• **TRY IT**: Figure out how many lines in these records contain "placeholder". Only the number belongs in the reply.

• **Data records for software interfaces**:
----

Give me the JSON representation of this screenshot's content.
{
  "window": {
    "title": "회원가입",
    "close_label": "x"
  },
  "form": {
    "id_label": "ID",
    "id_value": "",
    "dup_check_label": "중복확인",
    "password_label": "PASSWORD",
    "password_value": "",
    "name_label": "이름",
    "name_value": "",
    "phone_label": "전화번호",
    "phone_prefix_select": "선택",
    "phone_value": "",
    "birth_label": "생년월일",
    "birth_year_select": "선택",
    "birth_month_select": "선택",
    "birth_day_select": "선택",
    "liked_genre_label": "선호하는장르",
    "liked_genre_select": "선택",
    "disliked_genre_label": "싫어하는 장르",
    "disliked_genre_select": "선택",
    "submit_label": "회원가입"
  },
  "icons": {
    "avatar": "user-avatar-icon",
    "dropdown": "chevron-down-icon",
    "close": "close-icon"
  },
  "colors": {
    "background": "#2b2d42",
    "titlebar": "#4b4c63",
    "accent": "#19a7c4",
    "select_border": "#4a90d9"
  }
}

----

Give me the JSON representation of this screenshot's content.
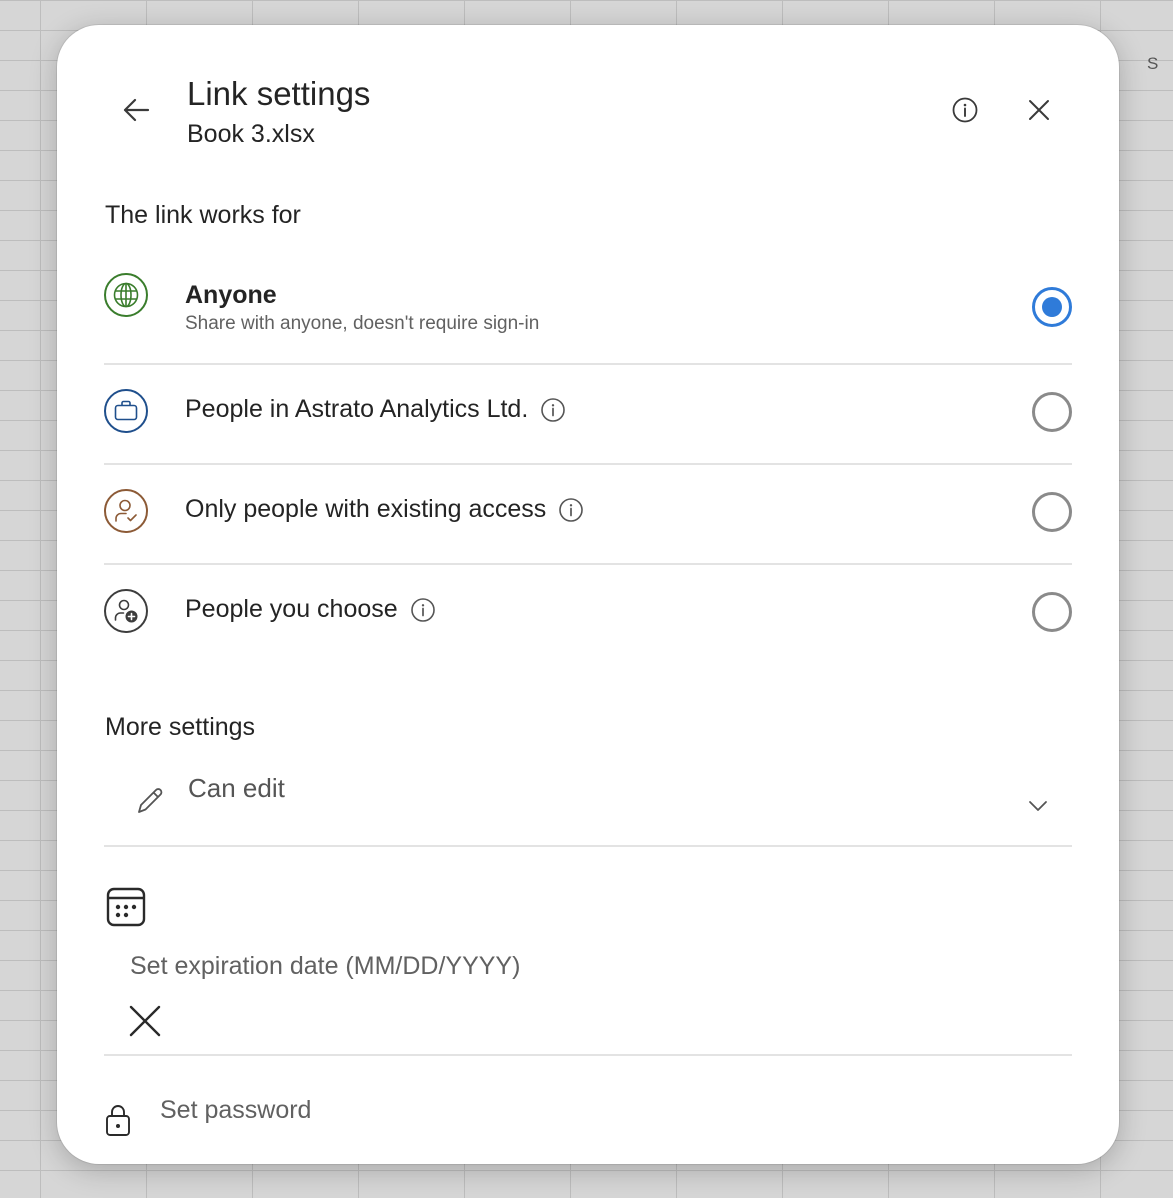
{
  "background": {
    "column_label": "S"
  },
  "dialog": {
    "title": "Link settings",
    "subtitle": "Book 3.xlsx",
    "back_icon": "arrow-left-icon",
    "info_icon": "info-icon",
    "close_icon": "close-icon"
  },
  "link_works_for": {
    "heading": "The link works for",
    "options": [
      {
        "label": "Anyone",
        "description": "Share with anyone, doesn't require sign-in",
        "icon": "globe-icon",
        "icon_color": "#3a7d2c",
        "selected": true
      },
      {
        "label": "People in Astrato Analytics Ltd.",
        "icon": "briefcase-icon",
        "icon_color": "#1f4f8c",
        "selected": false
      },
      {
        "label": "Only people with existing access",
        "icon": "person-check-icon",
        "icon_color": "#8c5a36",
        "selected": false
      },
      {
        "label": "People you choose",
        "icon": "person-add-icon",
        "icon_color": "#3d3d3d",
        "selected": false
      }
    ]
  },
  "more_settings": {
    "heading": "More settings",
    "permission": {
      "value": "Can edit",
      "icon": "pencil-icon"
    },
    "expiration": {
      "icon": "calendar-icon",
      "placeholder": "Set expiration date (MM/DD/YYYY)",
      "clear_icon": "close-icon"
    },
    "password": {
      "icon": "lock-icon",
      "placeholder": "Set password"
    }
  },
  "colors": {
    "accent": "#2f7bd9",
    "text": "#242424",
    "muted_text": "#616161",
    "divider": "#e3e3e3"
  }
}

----

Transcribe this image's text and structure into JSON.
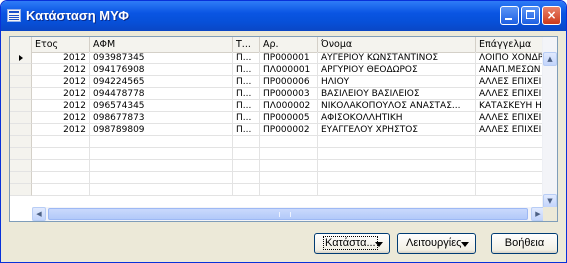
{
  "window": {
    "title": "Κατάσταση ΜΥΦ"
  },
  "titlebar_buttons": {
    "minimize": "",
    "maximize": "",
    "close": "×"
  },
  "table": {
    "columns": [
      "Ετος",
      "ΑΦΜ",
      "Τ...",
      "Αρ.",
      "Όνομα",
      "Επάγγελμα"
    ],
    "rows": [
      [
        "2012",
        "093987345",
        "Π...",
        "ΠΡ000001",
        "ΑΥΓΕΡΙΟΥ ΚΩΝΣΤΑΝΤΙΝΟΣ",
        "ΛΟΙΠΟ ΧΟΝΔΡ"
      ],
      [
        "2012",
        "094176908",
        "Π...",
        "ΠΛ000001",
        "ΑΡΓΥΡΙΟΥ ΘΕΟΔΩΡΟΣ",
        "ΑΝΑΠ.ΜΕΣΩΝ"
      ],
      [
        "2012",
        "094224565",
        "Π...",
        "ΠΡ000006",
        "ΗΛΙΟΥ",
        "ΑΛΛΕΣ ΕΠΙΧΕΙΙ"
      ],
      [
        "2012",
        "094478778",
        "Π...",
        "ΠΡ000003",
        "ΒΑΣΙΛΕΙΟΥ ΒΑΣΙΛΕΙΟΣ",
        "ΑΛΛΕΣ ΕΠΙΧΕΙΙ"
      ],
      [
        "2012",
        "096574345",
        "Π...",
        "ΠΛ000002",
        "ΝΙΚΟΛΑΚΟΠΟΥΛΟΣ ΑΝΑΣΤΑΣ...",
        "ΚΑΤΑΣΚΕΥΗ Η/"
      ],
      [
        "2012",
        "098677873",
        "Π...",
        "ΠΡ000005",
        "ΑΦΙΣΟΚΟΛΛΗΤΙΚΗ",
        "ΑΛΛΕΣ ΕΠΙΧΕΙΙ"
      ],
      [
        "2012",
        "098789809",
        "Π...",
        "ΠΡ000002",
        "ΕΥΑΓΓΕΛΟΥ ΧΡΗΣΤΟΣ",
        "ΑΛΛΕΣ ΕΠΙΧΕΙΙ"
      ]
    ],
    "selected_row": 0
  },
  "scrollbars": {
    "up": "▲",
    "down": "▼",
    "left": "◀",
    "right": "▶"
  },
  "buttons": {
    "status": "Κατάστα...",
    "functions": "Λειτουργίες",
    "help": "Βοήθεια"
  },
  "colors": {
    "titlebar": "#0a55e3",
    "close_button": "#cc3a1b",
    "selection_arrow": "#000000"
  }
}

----

• **YOUR SOLUTION**: 2